Posted by Baceseras on March 25, 2008 at 16:22:

In Reply to: Re: On the qui vive posted by Smokey Stover on March 24, 2008 at 22:14:

: : In the hilarious film "The Happiest Days Of Your Life"
: : Margaret Rutherford says: "If we both stay on the keeveeve..." I would suspect it means 'on the ball' however, I can't source this word anywhere? Incidentally this film has other words/prases: 'bruha' 'Ship shape and Bristol fashion' 'Shilly shally' etc.

: Yeah, that's the problem with films.

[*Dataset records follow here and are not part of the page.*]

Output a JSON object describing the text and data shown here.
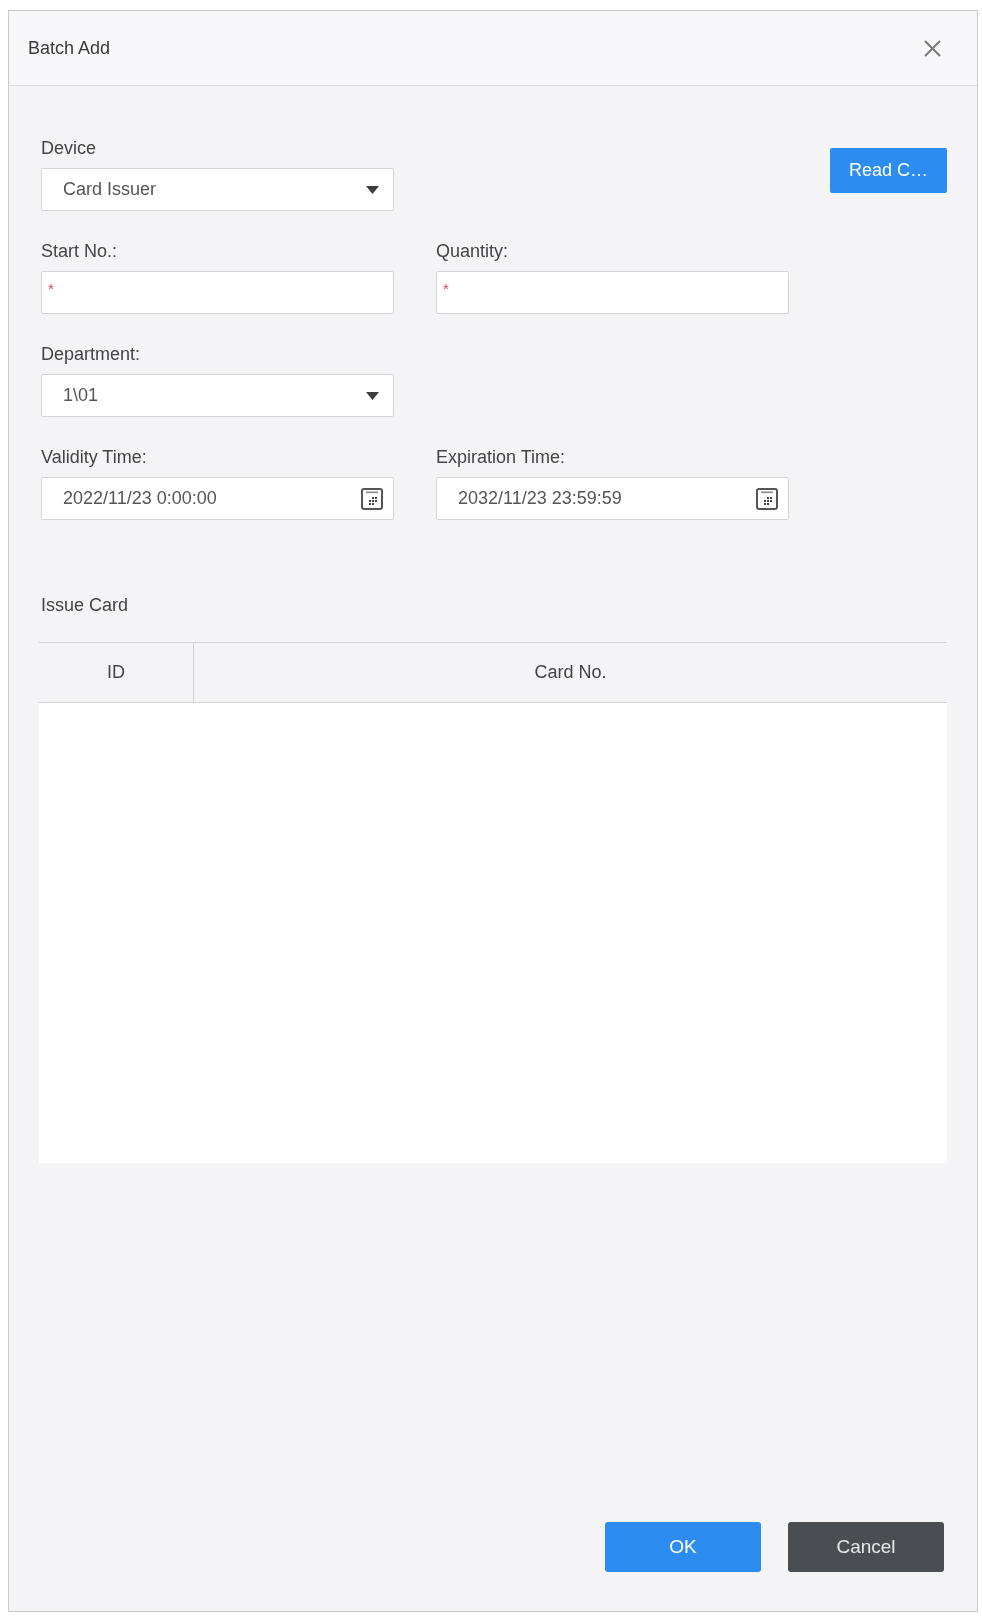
{
  "window": {
    "title": "Batch Add"
  },
  "form": {
    "rows": [
      [
        {
          "kind": "select",
          "label": "Device",
          "value": "Card Issuer"
        }
      ],
      [
        {
          "kind": "text",
          "label": "Start No.:",
          "required_mark": "*"
        },
        {
          "kind": "text",
          "label": "Quantity:",
          "required_mark": "*"
        }
      ],
      [
        {
          "kind": "select",
          "label": "Department:",
          "value": "1\\01"
        }
      ],
      [
        {
          "kind": "datetime",
          "label": "Validity Time:",
          "value": "2022/11/23 0:00:00"
        },
        {
          "kind": "datetime",
          "label": "Expiration Time:",
          "value": "2032/11/23 23:59:59"
        }
      ]
    ],
    "read_button": "Read C…"
  },
  "issue_card": {
    "title": "Issue Card",
    "table": {
      "columns": [
        "ID",
        "Card No."
      ]
    }
  },
  "buttons": [
    {
      "kind": "primary",
      "label": "OK"
    },
    {
      "kind": "secondary",
      "label": "Cancel"
    }
  ]
}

They don't come with spellings.

: On the qui vive has been used since the 18th century to mean "on the alert" or "on the look-out." It comes from the challenge formerly used by French sentinels, who asked "Qui vive?" With the word order reversed it means, "Long live who?" Presumably it was intended to allow the sentinel to distinguish whether the other party was on the king's side (Vive le Roi) or someone else's (Vive la France).

: Brouhaha is a single word, found in any dictionary. For more about it you could go to:

: http://www.google.co.uk/custom?hl=en&client=pub-1661211094230592&cof=FORID%3A1%3BGL%3A1%3BLBGC%3A336699%3BLC%3A%230000ff%3BVLC%3A%23663399%3BGFNT%3A%230000ff%3BGIMP%3A%230000ff%3BDIV%3A%23336699%3B&domains=www.phrases.org.uk&ie=ISO-8859-1&oe=ISO-8859-1&q=brouhaha&btnG=Search&sitesearch=&meta=

: Ship-shape and Bristol fashion is dicussed in our Archive, as is (I imagine) shilly shally. The latter is also, I'm sure, in dictionaries.
: SS

I'm fond of that movie. I particularly like Margaret Rutherford's twee instruction to her charges after a late supper: "Now, up the Wooden Hill to Bedfordshire!"